Thursday, January 30, 2003

Dan Featherston, who edits A•Bacus these days, has some thoughts on the question of editing & shape in today’s far different literary landscape:

ron —

the diversity issue you raise is something i've been thinking about a lot viz editing. i think that despite the great number of people published in a.bacus, there was an aesthetic stance under peter [ganick]'s editorship (1984-2000): primarily (though not exclusively) language writing.

i've tried to expand this aesthetic ("language-influenced," "non-language influenced," "translation series," selection fr lisa jarnot's duncan bio, etc.) in order to bring into the fold a greater diversity that reflects, i think, the many trajectories of "innovative" writing over the past, say, 15 years. i've also tried to focus more on younger/lesser known poets. next year, for the 20-year anniversary of a.bacus, i'll be running issues guest-edited by past contributors.

of course, all editing involves exclusion as well as inclusion, but as you seem to point out, diversity can be a euphemism for "lack of vision, lack of stance." having studied several years ago under [clayton] eshleman, i take from him (for better and worse) the importance of making a strong aesthetic/political stance, though i think this has become much more complicated and difficult since, say, the period when he was forming an aesthetic/political stance in the 1960's qua caterpillar: aesthetics and politics have, it seems, become more balkanized. also, there is now a blizzard of print and on-line journals devoted to innovative poetry, which wasn't the case 30 years ago.

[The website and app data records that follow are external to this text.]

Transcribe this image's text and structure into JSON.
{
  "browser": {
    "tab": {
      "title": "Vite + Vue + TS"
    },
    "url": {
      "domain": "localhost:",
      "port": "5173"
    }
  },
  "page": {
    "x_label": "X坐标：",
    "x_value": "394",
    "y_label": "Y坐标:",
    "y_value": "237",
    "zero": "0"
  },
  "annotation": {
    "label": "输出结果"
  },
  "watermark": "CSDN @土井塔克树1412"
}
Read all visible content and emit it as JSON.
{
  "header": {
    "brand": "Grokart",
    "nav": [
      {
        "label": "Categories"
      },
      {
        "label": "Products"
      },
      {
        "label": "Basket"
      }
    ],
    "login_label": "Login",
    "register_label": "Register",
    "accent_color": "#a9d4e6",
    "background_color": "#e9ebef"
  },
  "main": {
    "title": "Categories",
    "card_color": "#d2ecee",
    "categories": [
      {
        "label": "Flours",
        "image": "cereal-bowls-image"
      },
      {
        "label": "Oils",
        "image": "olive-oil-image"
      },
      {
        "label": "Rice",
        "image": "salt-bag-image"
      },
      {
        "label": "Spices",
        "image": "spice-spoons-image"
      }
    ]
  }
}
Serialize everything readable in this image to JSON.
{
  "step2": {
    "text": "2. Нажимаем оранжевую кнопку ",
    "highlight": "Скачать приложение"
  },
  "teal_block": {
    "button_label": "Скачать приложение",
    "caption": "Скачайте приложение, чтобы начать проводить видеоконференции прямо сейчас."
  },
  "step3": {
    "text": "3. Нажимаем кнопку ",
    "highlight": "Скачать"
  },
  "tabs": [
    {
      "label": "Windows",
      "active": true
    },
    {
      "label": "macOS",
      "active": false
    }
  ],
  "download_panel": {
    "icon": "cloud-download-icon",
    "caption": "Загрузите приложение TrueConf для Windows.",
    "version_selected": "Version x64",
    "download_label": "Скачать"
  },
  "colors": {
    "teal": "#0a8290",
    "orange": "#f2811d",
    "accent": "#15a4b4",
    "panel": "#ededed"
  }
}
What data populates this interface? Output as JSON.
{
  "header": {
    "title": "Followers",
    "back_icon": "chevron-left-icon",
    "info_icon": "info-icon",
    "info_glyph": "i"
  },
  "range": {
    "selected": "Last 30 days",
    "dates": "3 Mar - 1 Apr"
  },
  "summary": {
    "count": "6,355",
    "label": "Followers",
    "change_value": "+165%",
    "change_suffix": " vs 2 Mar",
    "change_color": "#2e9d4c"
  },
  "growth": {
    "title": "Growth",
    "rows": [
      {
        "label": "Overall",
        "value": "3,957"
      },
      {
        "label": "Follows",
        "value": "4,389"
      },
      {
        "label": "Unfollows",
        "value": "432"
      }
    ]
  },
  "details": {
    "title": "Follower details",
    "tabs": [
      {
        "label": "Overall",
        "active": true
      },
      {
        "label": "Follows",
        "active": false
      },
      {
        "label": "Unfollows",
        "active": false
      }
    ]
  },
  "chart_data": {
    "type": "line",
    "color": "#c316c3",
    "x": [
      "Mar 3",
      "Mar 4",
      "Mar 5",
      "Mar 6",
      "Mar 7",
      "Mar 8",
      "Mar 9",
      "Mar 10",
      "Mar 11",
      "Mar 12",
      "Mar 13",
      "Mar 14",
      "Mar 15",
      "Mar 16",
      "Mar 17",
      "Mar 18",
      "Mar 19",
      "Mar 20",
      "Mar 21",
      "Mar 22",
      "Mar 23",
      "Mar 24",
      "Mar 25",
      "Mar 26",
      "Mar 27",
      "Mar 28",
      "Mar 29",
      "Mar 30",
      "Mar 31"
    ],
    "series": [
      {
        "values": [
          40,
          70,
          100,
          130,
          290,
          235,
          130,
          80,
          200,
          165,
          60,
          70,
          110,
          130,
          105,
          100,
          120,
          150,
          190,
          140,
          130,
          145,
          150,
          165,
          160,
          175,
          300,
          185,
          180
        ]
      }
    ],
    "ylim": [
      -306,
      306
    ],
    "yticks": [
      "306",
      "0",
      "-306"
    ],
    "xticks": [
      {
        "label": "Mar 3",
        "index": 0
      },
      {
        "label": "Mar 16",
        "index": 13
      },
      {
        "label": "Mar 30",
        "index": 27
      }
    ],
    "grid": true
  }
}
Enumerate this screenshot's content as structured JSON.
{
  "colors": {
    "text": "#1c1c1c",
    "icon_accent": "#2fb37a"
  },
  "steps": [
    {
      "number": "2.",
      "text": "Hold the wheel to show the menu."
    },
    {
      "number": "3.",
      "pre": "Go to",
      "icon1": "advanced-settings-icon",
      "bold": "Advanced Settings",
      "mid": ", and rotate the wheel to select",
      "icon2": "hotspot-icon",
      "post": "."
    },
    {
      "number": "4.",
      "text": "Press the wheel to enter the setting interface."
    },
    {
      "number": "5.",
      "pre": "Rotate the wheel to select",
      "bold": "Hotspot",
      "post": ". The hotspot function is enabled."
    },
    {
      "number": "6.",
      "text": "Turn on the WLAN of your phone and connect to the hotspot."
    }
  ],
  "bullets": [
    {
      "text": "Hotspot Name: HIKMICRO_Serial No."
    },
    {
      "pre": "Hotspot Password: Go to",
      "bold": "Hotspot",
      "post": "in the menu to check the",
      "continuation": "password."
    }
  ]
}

from my historical perspective (34-years-old), i see the aesthetic/ political positions a lot more balkanized today than, say, 30 years ago, so the difficulty gets grafted onto editing. part of me resists the sort of "fence" approach (i.e., no stance) to editing, which can, i think, devolve into a kind of epcot approach to terrain – "it's all here in miniature!" and another, lesser part of me resists being too partisan / narrow in my editing decisions.

all best,